Uniforms should be selected that reinforce the chosen theme of the group. Try and be as consistent as you can within the selected theme to ensure that your group projects the intended image.
When Themes Collide
It is entirely common within the fife and drum community to mix themes at some level. This is neither bad or good, but it should be a conscious choice made by the membership (rather than flawed historical interpretation). In general, the more subtle the mixing of themes the more successful it is.
The most common mixing of themes comes when a uniform selection hints at an earlier period, but the music may be from an entirely different time period.

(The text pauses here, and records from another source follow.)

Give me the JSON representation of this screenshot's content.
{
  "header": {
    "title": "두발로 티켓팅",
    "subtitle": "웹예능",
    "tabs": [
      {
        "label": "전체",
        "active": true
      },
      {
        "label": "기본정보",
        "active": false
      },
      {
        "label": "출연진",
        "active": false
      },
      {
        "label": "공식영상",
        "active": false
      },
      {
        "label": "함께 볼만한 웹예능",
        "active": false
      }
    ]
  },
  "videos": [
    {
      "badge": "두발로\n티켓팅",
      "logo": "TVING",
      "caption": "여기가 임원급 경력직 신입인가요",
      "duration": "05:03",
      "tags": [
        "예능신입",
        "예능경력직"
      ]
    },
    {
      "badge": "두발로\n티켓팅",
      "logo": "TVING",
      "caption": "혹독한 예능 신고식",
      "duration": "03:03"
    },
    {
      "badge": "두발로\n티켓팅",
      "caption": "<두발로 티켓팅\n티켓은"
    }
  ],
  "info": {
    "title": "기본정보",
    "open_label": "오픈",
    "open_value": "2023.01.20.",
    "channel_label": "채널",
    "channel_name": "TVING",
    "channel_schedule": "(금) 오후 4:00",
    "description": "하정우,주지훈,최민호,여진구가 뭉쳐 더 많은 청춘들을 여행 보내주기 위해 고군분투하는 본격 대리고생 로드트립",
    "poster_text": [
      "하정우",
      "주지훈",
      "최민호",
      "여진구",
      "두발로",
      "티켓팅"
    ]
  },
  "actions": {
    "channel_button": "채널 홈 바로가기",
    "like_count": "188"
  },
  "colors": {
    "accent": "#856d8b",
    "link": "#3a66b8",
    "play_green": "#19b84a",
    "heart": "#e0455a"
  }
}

The Ancient Mariners pair a historical seafaring theme with “Ancient Music” of relatively recent construct quite successfully.
As conflicts between themes become more exaggerated it is more likely to cause confusion for the audience. It is not uncommon on the muster field to see a stylized “colonial-inspired” uniform paired with modern sunglasses, and we generally accept this. When that same individual is decked out in a full period-correct 18th century wig, cocked hat, and hand sewn clothing the visual dissonance caused by the same modern sunglasses is noticeable by almost everyone. Try and limit this conflict where possible, as it muddies your identity (unless that is your intent).
That said, a mixing of themes is almost inevitable when the role of a group requires them to step outside their general historical impression to serve a specific function. For example, despite wearing 18th century uniforms (complete with reversed musician colors) the Old Guard carries drums emblazoned with contemporary battle streamers. Given their role, this is wholly appropriate for them to do so.
There are also times when the juxtaposition between themes can bring humor to a performance. The performance of the music of Star Wars by Americlique, a Basel-style drum and piccolo group is a good example. This worked well because the audience knew what they could expect from the group and got something different. If the audience did not have the same understanding of the group's repertoire it may not have been quite as funny to them. This approach is best used in a controlled environment so that your brand image is not confusing.
Take some time to ask yourself if the theme you have chosen for the group comes across clearly to the audience, and what conflicts you may have created in the visual and musical spectrum that could impact their willingness to join your group or hire you to perform.